But this doesn’t just happen with split brain patients. It seems to happen a lot more than we think, in our normal, everyday brains.
So for example, there was one experiment where people were asked to pick their favorite pair of jeans out of four (unbeknownst to them) identical pairs of jeans. A good portion of the people picked the jeans on the right, since they looked at the jeans from left to right. But they were unaware that that was their decision algorithm, and they rationalized their decision by saying they liked the fabric or the length or some other non-discriminating fact about the jeans. Liking the fabric of one pair of jeans more than the others was demonstrably false since the jeans were identical, yet that was the reason they gave. There’s still no persistent across the isle partisanship in your fully functioning brain, so the press secretary has to still come up with a good, socially acceptable story about Congress’ decision for the general public’s consumption.
This is one reason why it is inefficient to flat out ask someone something controversial. People make decisions based on information they don’t even know they’re using, and from there the entire existence of bias (the flip side of that is if you get someone to admit to some group identity or position publicly, they”ll be biased to act more in line with that group identity or proposition in the future without even realizing it). They’re not going to give you their “real” answer, they’re going to give you the socially acceptable answer since that is the entire job of the press secretary, and any psychological study that simply asks people questions has a fatal flaw.
We have little idea why we do things, but make up bogus reasons for our behavior…
Adrian North and colleagues from the University of Leicester playe[d] traditional French (accordion music) or traditional German (a Bierkeller brass band – oompah music) music at customers and watched the sales of wine from their experimental wine shelves, which contained French and German wine matched for price and flavour. On French music days 77% of the wine sold was French, on German music days 73% was German – in other words, if you took some wine off their shelves you were 3 or 4 times more likely to choose a wine that matched the music than wine that didn’t match the music.

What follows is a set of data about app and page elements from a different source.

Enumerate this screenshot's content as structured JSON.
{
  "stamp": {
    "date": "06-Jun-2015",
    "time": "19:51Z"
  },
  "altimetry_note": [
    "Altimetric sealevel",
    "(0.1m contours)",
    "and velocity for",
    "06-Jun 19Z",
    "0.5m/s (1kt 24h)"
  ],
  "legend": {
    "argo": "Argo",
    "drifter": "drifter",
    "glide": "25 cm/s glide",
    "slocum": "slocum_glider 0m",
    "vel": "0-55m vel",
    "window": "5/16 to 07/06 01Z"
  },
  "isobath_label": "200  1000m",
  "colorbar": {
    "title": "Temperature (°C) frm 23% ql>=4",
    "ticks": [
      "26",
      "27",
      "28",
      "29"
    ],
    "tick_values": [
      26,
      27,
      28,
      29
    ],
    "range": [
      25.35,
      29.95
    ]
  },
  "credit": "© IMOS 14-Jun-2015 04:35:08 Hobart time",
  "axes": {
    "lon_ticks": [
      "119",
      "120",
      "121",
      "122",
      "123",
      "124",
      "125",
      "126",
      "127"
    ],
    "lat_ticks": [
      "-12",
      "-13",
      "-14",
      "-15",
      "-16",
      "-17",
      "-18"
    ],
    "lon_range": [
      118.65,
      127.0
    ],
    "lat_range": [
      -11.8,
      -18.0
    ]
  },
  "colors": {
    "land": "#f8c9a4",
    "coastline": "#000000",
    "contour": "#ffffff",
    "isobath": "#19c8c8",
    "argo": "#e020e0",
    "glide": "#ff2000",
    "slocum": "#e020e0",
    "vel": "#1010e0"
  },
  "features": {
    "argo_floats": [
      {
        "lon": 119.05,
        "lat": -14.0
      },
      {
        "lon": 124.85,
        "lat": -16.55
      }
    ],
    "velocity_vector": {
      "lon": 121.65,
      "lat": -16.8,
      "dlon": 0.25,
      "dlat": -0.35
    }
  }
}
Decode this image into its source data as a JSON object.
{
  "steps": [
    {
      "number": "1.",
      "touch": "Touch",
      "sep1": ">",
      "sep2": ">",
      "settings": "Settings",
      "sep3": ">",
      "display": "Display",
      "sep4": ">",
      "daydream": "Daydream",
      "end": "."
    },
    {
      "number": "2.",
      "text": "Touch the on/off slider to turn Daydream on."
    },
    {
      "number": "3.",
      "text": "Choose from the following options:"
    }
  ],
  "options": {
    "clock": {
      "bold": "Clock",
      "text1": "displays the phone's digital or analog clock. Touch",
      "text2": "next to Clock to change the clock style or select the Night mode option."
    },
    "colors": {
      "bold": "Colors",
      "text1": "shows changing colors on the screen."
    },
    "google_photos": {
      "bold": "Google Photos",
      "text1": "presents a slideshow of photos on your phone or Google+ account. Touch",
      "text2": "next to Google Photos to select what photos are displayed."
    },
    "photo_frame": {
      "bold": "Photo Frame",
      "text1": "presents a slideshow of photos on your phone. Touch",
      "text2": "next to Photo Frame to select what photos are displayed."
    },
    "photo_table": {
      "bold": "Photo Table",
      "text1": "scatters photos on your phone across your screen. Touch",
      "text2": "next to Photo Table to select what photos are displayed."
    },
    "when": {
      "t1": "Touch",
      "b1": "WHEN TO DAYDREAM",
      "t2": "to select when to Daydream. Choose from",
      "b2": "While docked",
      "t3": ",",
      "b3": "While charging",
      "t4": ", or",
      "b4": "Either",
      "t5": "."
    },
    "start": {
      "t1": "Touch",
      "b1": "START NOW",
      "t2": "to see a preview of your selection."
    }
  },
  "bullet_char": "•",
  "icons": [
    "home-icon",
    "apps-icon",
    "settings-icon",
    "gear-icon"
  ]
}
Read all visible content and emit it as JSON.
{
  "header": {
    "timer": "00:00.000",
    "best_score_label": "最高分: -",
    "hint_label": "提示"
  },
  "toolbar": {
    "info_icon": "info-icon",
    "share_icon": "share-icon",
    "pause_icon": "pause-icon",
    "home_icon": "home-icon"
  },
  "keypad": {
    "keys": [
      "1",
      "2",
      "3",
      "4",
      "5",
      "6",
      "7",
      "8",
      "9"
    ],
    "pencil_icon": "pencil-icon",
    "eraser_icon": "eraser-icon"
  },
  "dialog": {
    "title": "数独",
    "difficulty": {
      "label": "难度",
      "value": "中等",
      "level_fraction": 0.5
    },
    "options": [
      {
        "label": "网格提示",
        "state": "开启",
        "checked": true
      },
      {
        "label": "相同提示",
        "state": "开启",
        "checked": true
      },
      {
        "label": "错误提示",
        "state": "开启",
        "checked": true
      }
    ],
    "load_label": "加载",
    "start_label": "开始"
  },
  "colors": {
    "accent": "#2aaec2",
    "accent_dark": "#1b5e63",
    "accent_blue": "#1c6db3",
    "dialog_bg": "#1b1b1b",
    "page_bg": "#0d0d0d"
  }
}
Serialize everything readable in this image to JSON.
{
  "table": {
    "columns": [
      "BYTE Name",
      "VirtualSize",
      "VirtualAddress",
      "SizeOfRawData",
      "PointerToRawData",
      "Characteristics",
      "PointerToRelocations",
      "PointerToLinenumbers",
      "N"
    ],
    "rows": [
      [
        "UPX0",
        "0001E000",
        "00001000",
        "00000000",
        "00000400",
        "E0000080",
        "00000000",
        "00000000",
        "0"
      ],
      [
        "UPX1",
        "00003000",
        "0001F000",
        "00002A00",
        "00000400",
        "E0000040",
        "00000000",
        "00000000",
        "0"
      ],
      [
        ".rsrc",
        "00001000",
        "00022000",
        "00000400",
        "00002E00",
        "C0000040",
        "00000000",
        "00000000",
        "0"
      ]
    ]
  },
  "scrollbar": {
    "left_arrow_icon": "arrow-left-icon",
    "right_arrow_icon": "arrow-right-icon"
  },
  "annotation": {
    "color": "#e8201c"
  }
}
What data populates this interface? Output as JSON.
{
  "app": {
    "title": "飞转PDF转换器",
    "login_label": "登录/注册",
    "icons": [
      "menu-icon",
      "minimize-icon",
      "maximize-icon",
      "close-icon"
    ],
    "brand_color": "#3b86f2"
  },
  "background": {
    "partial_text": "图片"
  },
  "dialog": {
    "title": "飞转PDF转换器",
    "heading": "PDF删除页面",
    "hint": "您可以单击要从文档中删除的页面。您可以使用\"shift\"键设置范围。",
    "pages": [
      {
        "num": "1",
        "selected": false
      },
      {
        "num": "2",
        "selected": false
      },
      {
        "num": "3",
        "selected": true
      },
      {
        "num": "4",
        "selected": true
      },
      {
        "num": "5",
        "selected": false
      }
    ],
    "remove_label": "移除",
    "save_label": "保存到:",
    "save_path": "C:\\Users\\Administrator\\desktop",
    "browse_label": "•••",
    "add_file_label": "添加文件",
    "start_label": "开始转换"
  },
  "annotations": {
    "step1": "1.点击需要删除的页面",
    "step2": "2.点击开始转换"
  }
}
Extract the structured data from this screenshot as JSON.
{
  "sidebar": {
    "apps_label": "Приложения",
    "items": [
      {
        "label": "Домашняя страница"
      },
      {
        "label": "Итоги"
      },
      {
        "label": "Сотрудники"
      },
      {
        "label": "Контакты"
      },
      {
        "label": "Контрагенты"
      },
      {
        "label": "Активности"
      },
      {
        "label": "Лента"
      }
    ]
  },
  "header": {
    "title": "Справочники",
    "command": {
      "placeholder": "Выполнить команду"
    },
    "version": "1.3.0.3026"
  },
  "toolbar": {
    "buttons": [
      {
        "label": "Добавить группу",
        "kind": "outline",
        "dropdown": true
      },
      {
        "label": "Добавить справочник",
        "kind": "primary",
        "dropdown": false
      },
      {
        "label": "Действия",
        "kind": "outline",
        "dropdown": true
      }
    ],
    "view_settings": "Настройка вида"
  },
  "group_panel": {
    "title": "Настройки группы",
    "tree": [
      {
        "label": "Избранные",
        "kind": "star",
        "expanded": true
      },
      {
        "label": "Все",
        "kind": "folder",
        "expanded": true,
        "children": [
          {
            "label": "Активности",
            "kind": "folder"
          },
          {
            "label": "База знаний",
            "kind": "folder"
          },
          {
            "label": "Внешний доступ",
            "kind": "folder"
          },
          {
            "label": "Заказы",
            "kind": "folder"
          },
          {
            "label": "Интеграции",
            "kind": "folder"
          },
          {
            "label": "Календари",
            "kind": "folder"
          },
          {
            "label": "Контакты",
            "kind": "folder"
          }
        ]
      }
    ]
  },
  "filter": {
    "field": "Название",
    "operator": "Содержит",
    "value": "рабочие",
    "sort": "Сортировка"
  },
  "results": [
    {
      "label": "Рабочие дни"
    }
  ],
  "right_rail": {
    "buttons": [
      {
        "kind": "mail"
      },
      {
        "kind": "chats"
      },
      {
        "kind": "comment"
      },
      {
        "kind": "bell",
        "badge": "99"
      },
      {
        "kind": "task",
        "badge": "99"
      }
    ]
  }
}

Did people notice the music? Probably in a vague sort of way. But only 1 out of 44 customers who agreed to answer some questions at the checkout spontaneously mentioned it as the reason they bought the wine. When asked specifically if they thought that the music affected their choice 86% said that it didn’t. The behavioural influence of the music was massive, but the customers didn’t notice or believe that it was affecting them.
In other words the part of our brain that ‘reasons’ and explains our actions, neither makes decisions, nor is even privy to the real cause of our actions…
Let me emphasis this last sentence: In other words the part of our brain that ‘reasons’ and explains our actions, neither makes decisions, nor is even privy to the real cause of our actions. Moral reasoning is no different.
In principle, we might be able to discern objective moral values if we could get everyone to be a consequentialist. But… yeah, good luck with that. I’ll just say that I hate talking about how people should behave morally, mainly because of this wall of separation between how people actually reason morally and their rationalizations for it. It’s such a headache. I’d rather stick with the bird-watching view towards morality.